Peter Lyons

Reading Pseudogrammars

June 12, 2020

In my software development work, I encounter new syntaxes truly almost every day.


It's a gripe for me that our contemporary way of working introduces a huge new ecosystem of commands every 6 months.


This is usually command line program arguments, but sometimes it's file syntax or structured data in a common syntax. This means I read a lot of man pages and similar documentation. One thing I struggle with is the pseudogrammar block often found at the top of such documentation. For example, here's the pseudogrammar for the COPY command in Dockerfile syntax:

COPY [--chown=<user>:<group>] <src>... <dest>
COPY [--chown=<user>:<group>] ["<src>",... "<dest>"]

My old habit would be to skip straight past that as noise and look for examples. When I see examples, I can immediately and with no conscious cognitive effort derive what the syntax is. I guess this comes from decades of using command line programs but when I see

count-floopers --mode terse projects/blog/settings.json

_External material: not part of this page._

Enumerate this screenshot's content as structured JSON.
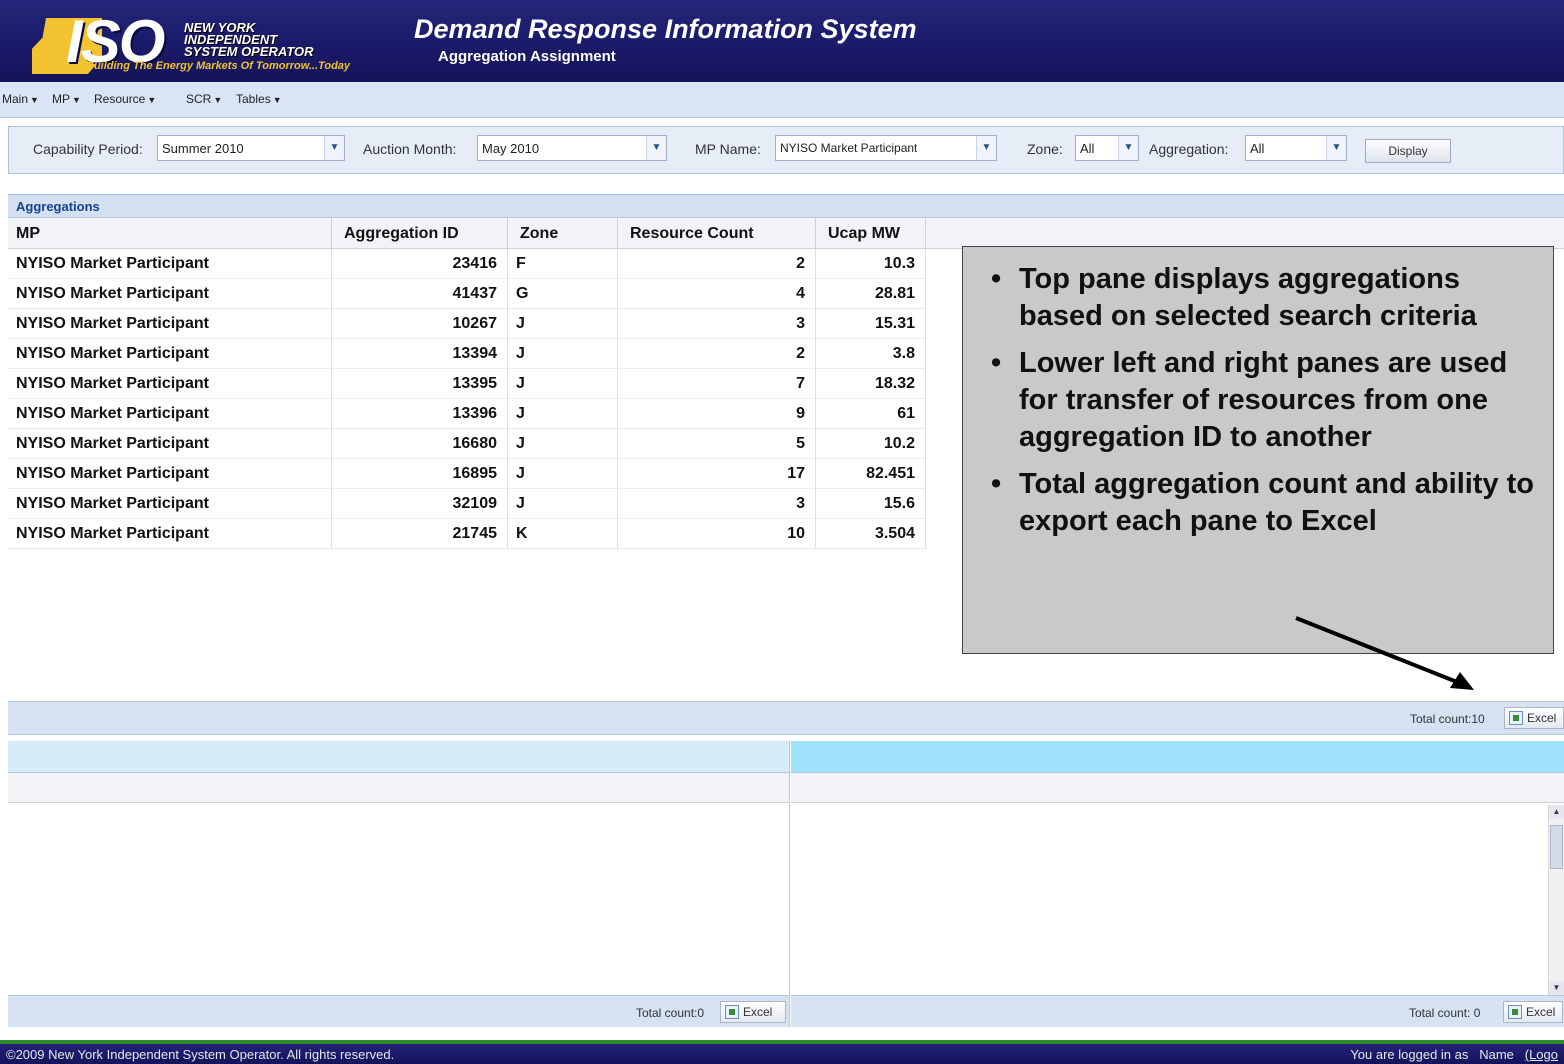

I don't think "Oh dang, it only works on json files at that particular relative path, let me make some directories and move my json file around so the path matches". I also infer there's other possible values for --mode and it's an enum of string names. Thus I usually reach for examples but I want to get better at actually parsing and grokking the pseudogrammar.

So for the Dockerfile COPY example above, here's how I'd slowly break it down in my mind.

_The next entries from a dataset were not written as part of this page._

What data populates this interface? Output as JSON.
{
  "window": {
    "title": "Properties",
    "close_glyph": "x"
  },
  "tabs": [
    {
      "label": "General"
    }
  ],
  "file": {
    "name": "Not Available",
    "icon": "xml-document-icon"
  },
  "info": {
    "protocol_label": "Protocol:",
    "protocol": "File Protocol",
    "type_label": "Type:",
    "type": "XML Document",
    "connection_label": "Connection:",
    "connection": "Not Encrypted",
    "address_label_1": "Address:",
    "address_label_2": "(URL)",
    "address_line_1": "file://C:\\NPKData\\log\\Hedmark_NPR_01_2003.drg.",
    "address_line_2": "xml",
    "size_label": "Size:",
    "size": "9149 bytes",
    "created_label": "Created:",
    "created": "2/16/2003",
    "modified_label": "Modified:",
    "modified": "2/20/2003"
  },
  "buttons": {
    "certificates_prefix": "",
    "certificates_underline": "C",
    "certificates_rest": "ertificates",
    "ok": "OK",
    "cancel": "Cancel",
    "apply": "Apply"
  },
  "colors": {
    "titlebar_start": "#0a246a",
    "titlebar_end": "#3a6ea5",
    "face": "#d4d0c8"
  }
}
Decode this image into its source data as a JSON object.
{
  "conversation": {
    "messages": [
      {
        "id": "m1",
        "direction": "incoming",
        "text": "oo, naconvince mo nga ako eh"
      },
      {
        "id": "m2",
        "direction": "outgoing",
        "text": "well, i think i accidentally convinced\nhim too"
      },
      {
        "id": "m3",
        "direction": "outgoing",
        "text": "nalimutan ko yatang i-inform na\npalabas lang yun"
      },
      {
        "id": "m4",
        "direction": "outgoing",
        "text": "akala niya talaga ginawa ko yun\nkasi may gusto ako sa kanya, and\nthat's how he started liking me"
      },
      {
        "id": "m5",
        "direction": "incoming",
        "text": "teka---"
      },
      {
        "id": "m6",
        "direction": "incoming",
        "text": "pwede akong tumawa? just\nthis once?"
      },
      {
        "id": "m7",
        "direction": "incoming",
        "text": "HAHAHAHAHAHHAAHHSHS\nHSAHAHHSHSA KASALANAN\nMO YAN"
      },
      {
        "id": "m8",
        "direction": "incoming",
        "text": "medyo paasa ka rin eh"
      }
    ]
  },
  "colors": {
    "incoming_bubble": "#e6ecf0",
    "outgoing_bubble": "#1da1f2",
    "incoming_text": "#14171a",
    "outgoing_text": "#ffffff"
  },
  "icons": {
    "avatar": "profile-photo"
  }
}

So I guess I managed to grok this one, but it's pseudogrammar was pretty small. When I start to see pipe symbols. For the next few pseudogrammars I encounter, I'm going to practice reading slowly character-by-character and writing out in long form what I think each element denotes. Hopefully with a little practice I'll become more fluent in grokking these.